The ideas that Thaksin trumpeted also have grown into a much broader movement, which has gone unrecognized by elites in Thailand, who despise Thaksin and see his hand behind every protest. Though Thaksin was hardly an example of democracy as a prime minister, he instilled in rural, poor Thais the idea that their votes mattered – they voted for the populist Thaksin, and he delivered populist economic policies – and, unlike every previous Thai politician, he actually had a real political platform designed to reduce economic inequality. For the poor, who have not benefited from growing trade with China or investment from the West and Japan, Thaksin’s policies resonated.

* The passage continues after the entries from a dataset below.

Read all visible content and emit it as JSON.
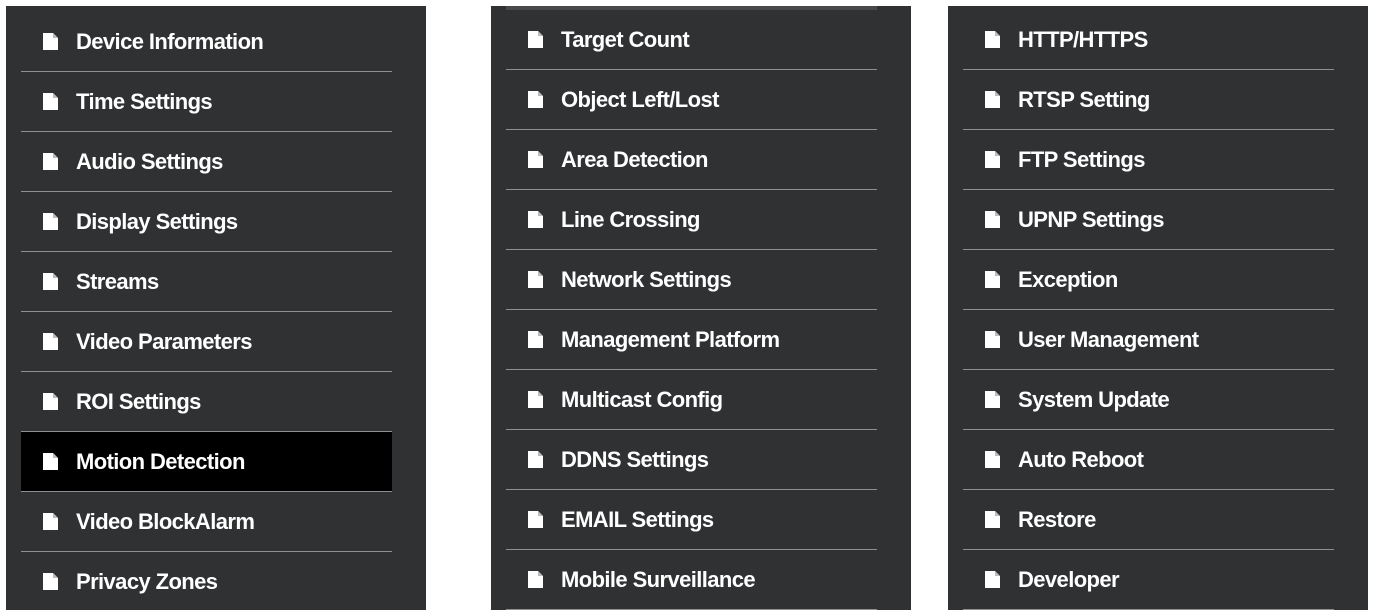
{
  "menus": [
    {
      "items": [
        {
          "label": "Device Information"
        },
        {
          "label": "Time Settings"
        },
        {
          "label": "Audio Settings"
        },
        {
          "label": "Display Settings"
        },
        {
          "label": "Streams"
        },
        {
          "label": "Video Parameters"
        },
        {
          "label": "ROI Settings"
        },
        {
          "label": "Motion Detection",
          "selected": true
        },
        {
          "label": "Video BlockAlarm"
        },
        {
          "label": "Privacy Zones"
        }
      ]
    },
    {
      "items": [
        {
          "label": "Target Count"
        },
        {
          "label": "Object Left/Lost"
        },
        {
          "label": "Area Detection"
        },
        {
          "label": "Line Crossing"
        },
        {
          "label": "Network Settings"
        },
        {
          "label": "Management Platform"
        },
        {
          "label": "Multicast Config"
        },
        {
          "label": "DDNS Settings"
        },
        {
          "label": "EMAIL Settings"
        },
        {
          "label": "Mobile Surveillance"
        }
      ]
    },
    {
      "items": [
        {
          "label": "HTTP/HTTPS"
        },
        {
          "label": "RTSP Setting"
        },
        {
          "label": "FTP Settings"
        },
        {
          "label": "UPNP Settings"
        },
        {
          "label": "Exception"
        },
        {
          "label": "User Management"
        },
        {
          "label": "System Update"
        },
        {
          "label": "Auto Reboot"
        },
        {
          "label": "Restore"
        },
        {
          "label": "Developer"
        }
      ]
    }
  ],
  "icon": "document-icon",
  "colors": {
    "panel_background": "#2f3133",
    "divider": "#8e9092",
    "selected_background": "#000000",
    "text": "#ffffff"
  }
}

Now, the red-shirted groups (red was Thaksin’s color) that have formed across the North and other parts of Thailand, have built upon Thaksin’s ideas and created their own self-funded social and political networks, broadcasts, and publications. In fact, hundreds of people now descend on the red shirts’ Chiang Mai offices every day because the protest movement has become their community. And Thailand’s elites will find that it’s a lot harder to shut down a community than to get rid of one man.